What has really gotten me excited about the current Board of Selectmen race is the healthy dialogue it has inspired! With all of the enthusiasm and energy of the residents that are speaking out, I thought it might be a great opportunity to help voters gain a deeper understanding of the role of a Selectman. And in light of the great, impactful discussions surrounding our schools (as well as several letters I’ve received asking for this– thank you to all who have jumped right on leveraging my new channels to contact me!), I feel it’s worth directing people to where they can also obtain an understanding about the School Committee members’ roles and responsibilities.
What is a Selectman’s Role?
Our Town website has a brief blurb describing the role and responsibilities, as well as a menu of all the different areas the Selectmen address. The Board of Selectmen is:
“Receptive to citizen input, welcomes and encourages citizen input; Holds public hearings on matters important to citizens and businesses to allow input; Perform multiple and diverse functions as required by our town by-laws and MA state law; Overall, assist the town and it’s citizens.”
While the Board of Selectmen works hard to ensure clear dialogue and awareness between itself and other Town Boards/ Committees, it does NOT have any direct impact/ influence on school issues/ policies. This is something set forth by the State of Massachusetts. I highly encourage everyone to read this section because while there is much debate about the schools (and believe me, I personally feel very strongly about the importance of these discussions), it is important for voters to recognize what Selectmen are authorized and empowered to address.
I have been very clear about my position on all important issues from day one, as well as ACTION I have been taking/ planning on taking for each. More recently I’m seeing my position mirrored verbatim, but with heavy emphasis on schools, so I felt it was very much worth further clarifying exactly what a Selectman can and CANNOT do.

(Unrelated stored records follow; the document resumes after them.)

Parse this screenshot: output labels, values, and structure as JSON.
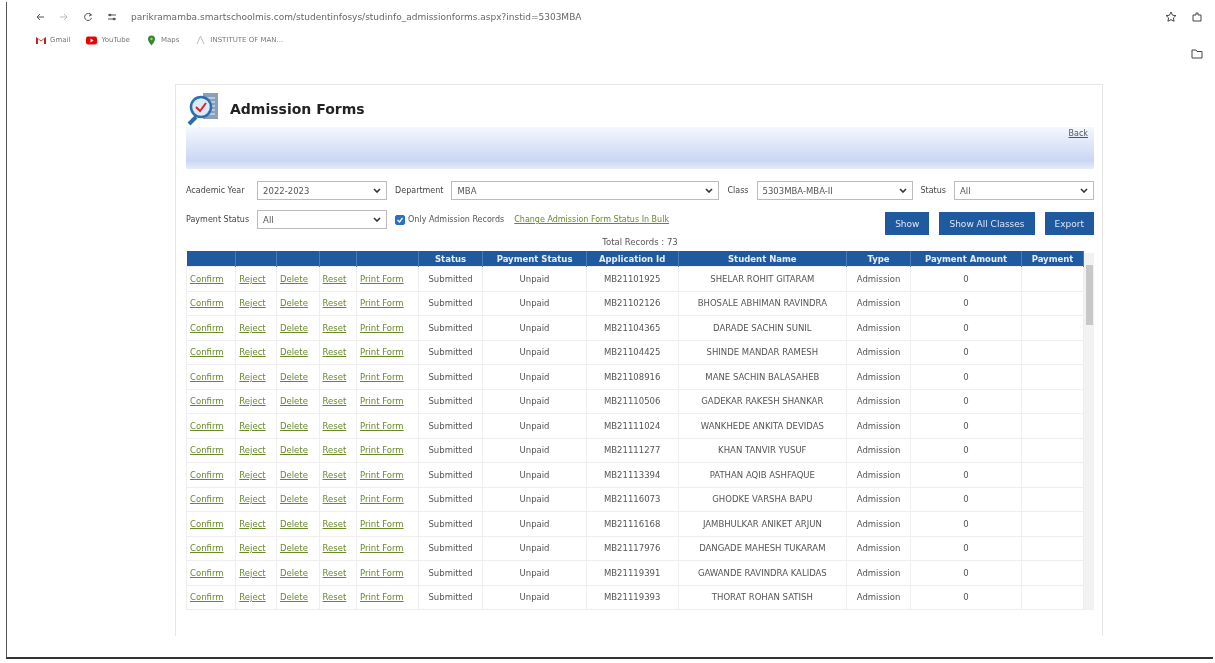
{
  "browser": {
    "url": "parikramamba.smartschoolmis.com/studentinfosys/studinfo_admissionforms.aspx?instid=5303MBA",
    "bookmarks": [
      "Gmail",
      "YouTube",
      "Maps",
      "INSTITUTE OF MAN..."
    ]
  },
  "page": {
    "title": "Admission Forms",
    "back_link": "Back"
  },
  "filters": {
    "selects": [
      {
        "label": "Academic Year",
        "value": "2022-2023"
      },
      {
        "label": "Department",
        "value": "MBA"
      },
      {
        "label": "Class",
        "value": "5303MBA-MBA-II"
      },
      {
        "label": "Status",
        "value": "All"
      },
      {
        "label": "Payment Status",
        "value": "All"
      }
    ],
    "only_admission_records": {
      "label": "Only Admission Records",
      "checked": true
    },
    "bulk_link": "Change Admission Form Status In Bulk",
    "buttons": [
      "Show",
      "Show All Classes",
      "Export"
    ]
  },
  "total_records": "Total Records : 73",
  "table": {
    "columns": [
      "",
      "",
      "",
      "",
      "",
      "Status",
      "Payment Status",
      "Application Id",
      "Student Name",
      "Type",
      "Payment Amount",
      "Payment"
    ],
    "rows": [
      {
        "actions": [
          "Confirm",
          "Reject",
          "Delete",
          "Reset",
          "Print Form"
        ],
        "status": "Submitted",
        "payment_status": "Unpaid",
        "application_id": "MB21101925",
        "student_name": "SHELAR ROHIT GITARAM",
        "type": "Admission",
        "payment_amount": "0"
      },
      {
        "actions": [
          "Confirm",
          "Reject",
          "Delete",
          "Reset",
          "Print Form"
        ],
        "status": "Submitted",
        "payment_status": "Unpaid",
        "application_id": "MB21102126",
        "student_name": "BHOSALE ABHIMAN RAVINDRA",
        "type": "Admission",
        "payment_amount": "0"
      },
      {
        "actions": [
          "Confirm",
          "Reject",
          "Delete",
          "Reset",
          "Print Form"
        ],
        "status": "Submitted",
        "payment_status": "Unpaid",
        "application_id": "MB21104365",
        "student_name": "DARADE SACHIN SUNIL",
        "type": "Admission",
        "payment_amount": "0"
      },
      {
        "actions": [
          "Confirm",
          "Reject",
          "Delete",
          "Reset",
          "Print Form"
        ],
        "status": "Submitted",
        "payment_status": "Unpaid",
        "application_id": "MB21104425",
        "student_name": "SHINDE MANDAR RAMESH",
        "type": "Admission",
        "payment_amount": "0"
      },
      {
        "actions": [
          "Confirm",
          "Reject",
          "Delete",
          "Reset",
          "Print Form"
        ],
        "status": "Submitted",
        "payment_status": "Unpaid",
        "application_id": "MB21108916",
        "student_name": "MANE SACHIN BALASAHEB",
        "type": "Admission",
        "payment_amount": "0"
      },
      {
        "actions": [
          "Confirm",
          "Reject",
          "Delete",
          "Reset",
          "Print Form"
        ],
        "status": "Submitted",
        "payment_status": "Unpaid",
        "application_id": "MB21110506",
        "student_name": "GADEKAR RAKESH SHANKAR",
        "type": "Admission",
        "payment_amount": "0"
      },
      {
        "actions": [
          "Confirm",
          "Reject",
          "Delete",
          "Reset",
          "Print Form"
        ],
        "status": "Submitted",
        "payment_status": "Unpaid",
        "application_id": "MB21111024",
        "student_name": "WANKHEDE ANKITA DEVIDAS",
        "type": "Admission",
        "payment_amount": "0"
      },
      {
        "actions": [
          "Confirm",
          "Reject",
          "Delete",
          "Reset",
          "Print Form"
        ],
        "status": "Submitted",
        "payment_status": "Unpaid",
        "application_id": "MB21111277",
        "student_name": "KHAN TANVIR YUSUF",
        "type": "Admission",
        "payment_amount": "0"
      },
      {
        "actions": [
          "Confirm",
          "Reject",
          "Delete",
          "Reset",
          "Print Form"
        ],
        "status": "Submitted",
        "payment_status": "Unpaid",
        "application_id": "MB21113394",
        "student_name": "PATHAN AQIB ASHFAQUE",
        "type": "Admission",
        "payment_amount": "0"
      },
      {
        "actions": [
          "Confirm",
          "Reject",
          "Delete",
          "Reset",
          "Print Form"
        ],
        "status": "Submitted",
        "payment_status": "Unpaid",
        "application_id": "MB21116073",
        "student_name": "GHODKE VARSHA BAPU",
        "type": "Admission",
        "payment_amount": "0"
      },
      {
        "actions": [
          "Confirm",
          "Reject",
          "Delete",
          "Reset",
          "Print Form"
        ],
        "status": "Submitted",
        "payment_status": "Unpaid",
        "application_id": "MB21116168",
        "student_name": "JAMBHULKAR ANIKET ARJUN",
        "type": "Admission",
        "payment_amount": "0"
      },
      {
        "actions": [
          "Confirm",
          "Reject",
          "Delete",
          "Reset",
          "Print Form"
        ],
        "status": "Submitted",
        "payment_status": "Unpaid",
        "application_id": "MB21117976",
        "student_name": "DANGADE MAHESH TUKARAM",
        "type": "Admission",
        "payment_amount": "0"
      },
      {
        "actions": [
          "Confirm",
          "Reject",
          "Delete",
          "Reset",
          "Print Form"
        ],
        "status": "Submitted",
        "payment_status": "Unpaid",
        "application_id": "MB21119391",
        "student_name": "GAWANDE RAVINDRA KALIDAS",
        "type": "Admission",
        "payment_amount": "0"
      },
      {
        "actions": [
          "Confirm",
          "Reject",
          "Delete",
          "Reset",
          "Print Form"
        ],
        "status": "Submitted",
        "payment_status": "Unpaid",
        "application_id": "MB21119393",
        "student_name": "THORAT ROHAN SATISH",
        "type": "Admission",
        "payment_amount": "0"
      }
    ]
  }
}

Just like with any job, it is important a candidate actually understands what their position allows for them to do. For example, you wouldn’t want a prospective Fire Chief promising to address concerns people might have with the Police Department. There is a tremendous difference between “taking an interest” in other departments, committees and boards for the purpose of staying informed and collaborating; and then working within a specific role that legally only allows you to take action on a set list of areas.
Again, using my “Fire / Police Dept." example, if I’m the Chief of
Police that has a problem with the hydrant in my community, I’ll
communicate with the Fire Chief who is empowered to address the concern.
I might also stay in touch to see how it all turns out. However, I have
to continue to mind my duties as Police Chief in the meantime- and
actually have a firm understanding of what those duties are. That would
make me a responsible Police Chief, which is what the community has me
in place for.
Why am I stressing this issue? Because the crucial point is that Selectmen CANNOT vote on School Committee issues. It was brought to my attention that many residents were lead to believe that Selectmen can vote on both school and general town items, but that is FALSE.
Collaborate, support and share ideas- yes. That is something I've been doing all along with other groups besides the Selectmen. But take ACTIONABLE steps such as voting on other Committee items? No.
For further reference, here is the link to the Stoneham School Committee’s website. There is a School Committee Policy book available for public viewing and download on the right side menu.
-Ann Marie O'Neill, Stoneham Selectman